A Beginner’s Guide to Poker

Poker is a card game that involves betting over a series of rounds. Players put money into the pot, and the highest ranked hand at the end of the round wins the pot. Unlike other casino games, the amount of money placed in the pot is entirely voluntary. The player places money into the pot when he or she believes that it has positive expected value. This decision is based on probability, psychology, and game theory.

Each player is dealt two hole cards. Once the cards are dealt, a round of betting begins. Each player can call that bet by putting the same amount of chips into the pot, raise it, or fold. A player who folds must put no chips into the pot and discard their hand.

After the first round of betting, the flop is dealt.

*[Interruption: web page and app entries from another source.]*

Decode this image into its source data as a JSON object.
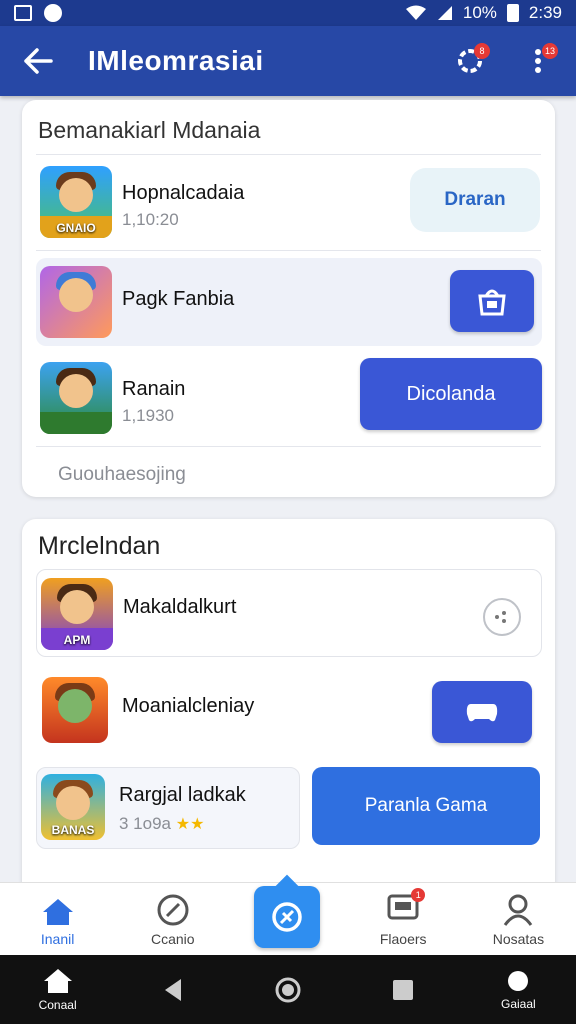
{
  "status_bar": {
    "right_text": "10%",
    "time": "2:39"
  },
  "app_bar": {
    "title": "IMleomrasiai",
    "badge1": "8",
    "badge2": "13"
  },
  "section1": {
    "title": "Bemanakiarl Mdanaia",
    "items": [
      {
        "name": "Hopnalcadaia",
        "sub": "1,10:20",
        "button": "Draran",
        "thumb_text": "GNAIO"
      },
      {
        "name": "Pagk Fanbia",
        "sub": "",
        "button": ""
      },
      {
        "name": "Ranain",
        "sub": "1,1930",
        "button": "Dicolanda"
      }
    ],
    "footer_link": "Guouhaesojing"
  },
  "section2": {
    "title": "Mrclelndan",
    "items": [
      {
        "name": "Makaldalkurt",
        "sub": "",
        "thumb_text": "APM"
      },
      {
        "name": "Moanialcleniay",
        "sub": ""
      },
      {
        "name": "Rargjal ladkak",
        "sub": "3 1o9a",
        "button": "Paranla Gama",
        "thumb_text": "BANAS"
      }
    ]
  },
  "bottom_nav": [
    {
      "label": "Inanil"
    },
    {
      "label": "Ccanio"
    },
    {
      "label": ""
    },
    {
      "label": "Flaoers",
      "badge": "1"
    },
    {
      "label": "Nosatas"
    }
  ],
  "system_bar": {
    "home_label": "Conaal",
    "right_label": "Gaiaal"
  },
  "colors": {
    "app_bar": "#2748a6",
    "accent": "#3a57d6",
    "bright": "#2f6fe0"
  }
}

This is a community card and starts another round of betting. During this round, you should try to force weaker hands out of the pot with your bets. A good way to do this is by raising your bet sizing when you have a strong hand. This will encourage other players to fold and will make the pot bigger.

During the third stage of the poker hand, called the turn, an additional community card is revealed. This is a decisive point in the game, and you should be careful with your decisions here. The best way to do this is by studying your opponent’s actions and understanding how they are likely to play the hand.

In the fourth and final stage of the poker hand, called the river, the fifth community card is revealed. This is the last chance to improve your poker hand. During this stage, you should try to make the strongest possible poker hand. This can be done by making a high pair (two distinct cards) or a straight flush (five consecutive cards of the same suit). If you have neither of these hands, your highest card breaks ties.

Poker is a mentally intensive game, and it’s important to only play when you’re in the right mindset. If you feel frustration, fatigue, or anger building up, it’s time to stop playing. This will save you a lot of money in the long run. Besides, you’ll be much more successful at the table if you’re happy and focused. So, if you’re feeling down, just walk away – the poker tables will still be there tomorrow.